Please note the Registry Agreement (contract) does not define a time period by which registry operators must process zone file access requests. Therefore, you are encouraged to check the zone file access policy or procedure of a gTLD, where it exists, for more information. 

This contractual obligation does not apply to any ccTLD (such as .us, .de, or .uk). If you have a complaint about gTLD zone file access, please submit a Zone File Access Complaint Form.

Domain Name System

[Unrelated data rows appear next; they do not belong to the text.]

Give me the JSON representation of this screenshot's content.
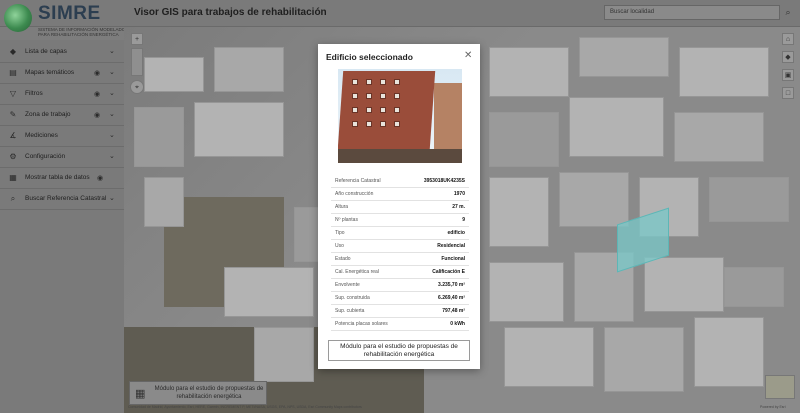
{
  "header": {
    "logo_title": "SIMRE",
    "logo_subtitle": "SISTEMA DE INFORMACIÓN MODELADO PARA REHABILITACIÓN ENERGÉTICA",
    "app_title": "Visor GIS para trabajos de rehabilitación",
    "search_placeholder": "Buscar localidad"
  },
  "sidebar": {
    "items": [
      {
        "label": "Lista de capas",
        "icon": "layers-icon",
        "eye": false
      },
      {
        "label": "Mapas temáticos",
        "icon": "map-icon",
        "eye": true
      },
      {
        "label": "Filtros",
        "icon": "filter-icon",
        "eye": true
      },
      {
        "label": "Zona de trabajo",
        "icon": "pencil-icon",
        "eye": true
      },
      {
        "label": "Mediciones",
        "icon": "ruler-icon",
        "eye": false
      },
      {
        "label": "Configuración",
        "icon": "gear-icon",
        "eye": false
      },
      {
        "label": "Mostrar tabla de datos",
        "icon": "table-icon",
        "eye": true
      },
      {
        "label": "Buscar Referencia Catastral",
        "icon": "search-icon",
        "eye": false
      }
    ]
  },
  "modal": {
    "title": "Edificio seleccionado",
    "rows": [
      {
        "key": "Referencia Catastral",
        "value": "3953018UK4235S"
      },
      {
        "key": "Año construcción",
        "value": "1970"
      },
      {
        "key": "Altura",
        "value": "27 m."
      },
      {
        "key": "Nº plantas",
        "value": "9"
      },
      {
        "key": "Tipo",
        "value": "edificio"
      },
      {
        "key": "Uso",
        "value": "Residencial"
      },
      {
        "key": "Estado",
        "value": "Funcional"
      },
      {
        "key": "Cal. Energética real",
        "value": "Calificación E"
      },
      {
        "key": "Envolvente",
        "value": "3.235,70 m²"
      },
      {
        "key": "Sup. construida",
        "value": "6.269,40 m²"
      },
      {
        "key": "Sup. cubierta",
        "value": "797,48 m²"
      },
      {
        "key": "Potencia placas solares",
        "value": "0 kWh"
      }
    ],
    "module_button": "Módulo para el estudio de propuestas de rehabilitación energética"
  },
  "bottom_module": {
    "label": "Módulo para el estudio de propuestas de rehabilitación energética"
  },
  "attribution": "Comunidad de Madrid, Ayuntamiento, Esri, HERE, Garmin, INCREMENT P, METI/NASA, USGS, EPA, NPS, USDA, Esri Community Maps contributors",
  "powered": "Powered by Esri"
}
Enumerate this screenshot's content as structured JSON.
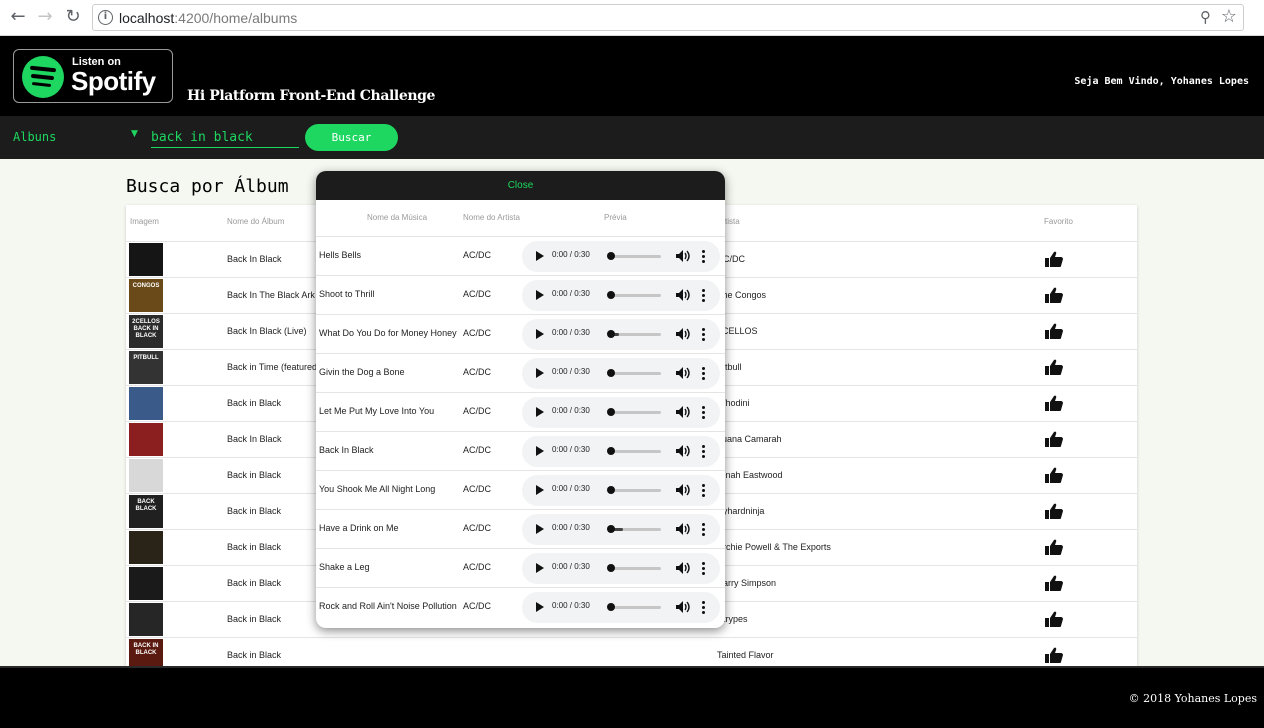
{
  "browser": {
    "url_host": "localhost",
    "url_path": ":4200/home/albums",
    "back_icon": "arrow-left-icon",
    "forward_icon": "arrow-right-icon",
    "reload_icon": "reload-icon"
  },
  "header": {
    "logo_top": "Listen on",
    "logo_brand": "Spotify",
    "challenge_title": "Hi Platform Front-End Challenge",
    "welcome": "Seja Bem Vindo, Yohanes Lopes"
  },
  "searchbar": {
    "dropdown_value": "Albuns",
    "query": "back in black",
    "search_button": "Buscar"
  },
  "main": {
    "title": "Busca por Álbum",
    "columns": {
      "image": "Imagem",
      "album": "Nome do Álbum",
      "artist": "Artista",
      "favorite": "Favorito"
    },
    "rows": [
      {
        "album": "Back In Black",
        "artist": "AC/DC",
        "thumb": ""
      },
      {
        "album": "Back In The Black Ark",
        "artist": "The Congos",
        "thumb": "CONGOS"
      },
      {
        "album": "Back In Black (Live)",
        "artist": "2CELLOS",
        "thumb": "2CELLOS BACK IN BLACK"
      },
      {
        "album": "Back in Time (featured",
        "artist": "Pitbull",
        "thumb": "PITBULL"
      },
      {
        "album": "Back in Black",
        "artist": "Whodini",
        "thumb": ""
      },
      {
        "album": "Back In Black",
        "artist": "Luana Camarah",
        "thumb": ""
      },
      {
        "album": "Back in Black",
        "artist": "Dinah Eastwood",
        "thumb": ""
      },
      {
        "album": "Back in Black",
        "artist": "Ayhardninja",
        "thumb": "BACK BLACK"
      },
      {
        "album": "Back in Black",
        "artist": "Archie Powell & The Exports",
        "thumb": ""
      },
      {
        "album": "Back in Black",
        "artist": "Barry Simpson",
        "thumb": ""
      },
      {
        "album": "Back in Black",
        "artist": "Strypes",
        "thumb": ""
      },
      {
        "album": "Back in Black",
        "artist": "Tainted Flavor",
        "thumb": "BACK IN BLACK"
      }
    ]
  },
  "modal": {
    "close_label": "Close",
    "columns": {
      "song": "Nome da Música",
      "artist": "Nome do Artista",
      "preview": "Prévia"
    },
    "tracks": [
      {
        "name": "Hells Bells",
        "artist": "AC/DC",
        "time": "0:00 / 0:30"
      },
      {
        "name": "Shoot to Thrill",
        "artist": "AC/DC",
        "time": "0:00 / 0:30"
      },
      {
        "name": "What Do You Do for Money Honey",
        "artist": "AC/DC",
        "time": "0:00 / 0:30"
      },
      {
        "name": "Givin the Dog a Bone",
        "artist": "AC/DC",
        "time": "0:00 / 0:30"
      },
      {
        "name": "Let Me Put My Love Into You",
        "artist": "AC/DC",
        "time": "0:00 / 0:30"
      },
      {
        "name": "Back In Black",
        "artist": "AC/DC",
        "time": "0:00 / 0:30"
      },
      {
        "name": "You Shook Me All Night Long",
        "artist": "AC/DC",
        "time": "0:00 / 0:30"
      },
      {
        "name": "Have a Drink on Me",
        "artist": "AC/DC",
        "time": "0:00 / 0:30"
      },
      {
        "name": "Shake a Leg",
        "artist": "AC/DC",
        "time": "0:00 / 0:30"
      },
      {
        "name": "Rock and Roll Ain't Noise Pollution",
        "artist": "AC/DC",
        "time": "0:00 / 0:30"
      }
    ]
  },
  "footer": {
    "copyright": "© 2018 Yohanes Lopes"
  },
  "colors": {
    "accent": "#1ed760",
    "header_bg": "#000000",
    "searchbar_bg": "#1b1c1b"
  }
}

Internationalized Domain Name ,IDN,"IDNs are domain names that include characters used in the local representation of languages that are not written with the twenty-six letters of the basic Latin alphabet ""a-z"". An IDN can contain Latin letters with diacritical marks, as required by many European languages, or may consist of characters from non-Latin scripts such as Arabic or Chinese. Many languages also use other types of digits than the European ""0-9"". The basic Latin alphabet together with the European-Arabic digits are, for the purpose of domain names, termed ""ASCII characters"" (ASCII = American Standard Code for Information Interchange). These are also included in the broader range of ""Unicode characters"" that provides the basis for IDNs. The ""hostname rule"" requires that all domain names of the type under consideration here are stored in the DNS using only the ASCII characters listed above, with the one further addition of the hyphen ""-"". The Unicode form of an IDN therefore requires special encoding before it is entered into the DNS. The following terminology is used when distinguishing between these forms: A domain name consists of a series of ""labels"" (separated by ""dots""). The ASCII form of an IDN label is termed an ""A-label"". All operations defined in the DNS protocol use A-labels exclusively. The Unicode form, which a user expects to be displayed, is termed a ""U-label"". The difference may be illustrated with the Hindi word for ""test"" — परीका — appearing here as a U-label would (in the Devanagari script). A special form of ""ASCII compatible encoding"" (abbreviated ACE) is applied to this to produce the corresponding A-label: xn--11b5bs1di. A domain name that only includes ASCII letters, digits, and hyphens is termed an ""LDH label"". Although the definitions of A-labels and LDH-labels overlap, a name consisting exclusively of LDH labels, such as"""" is not an IDN."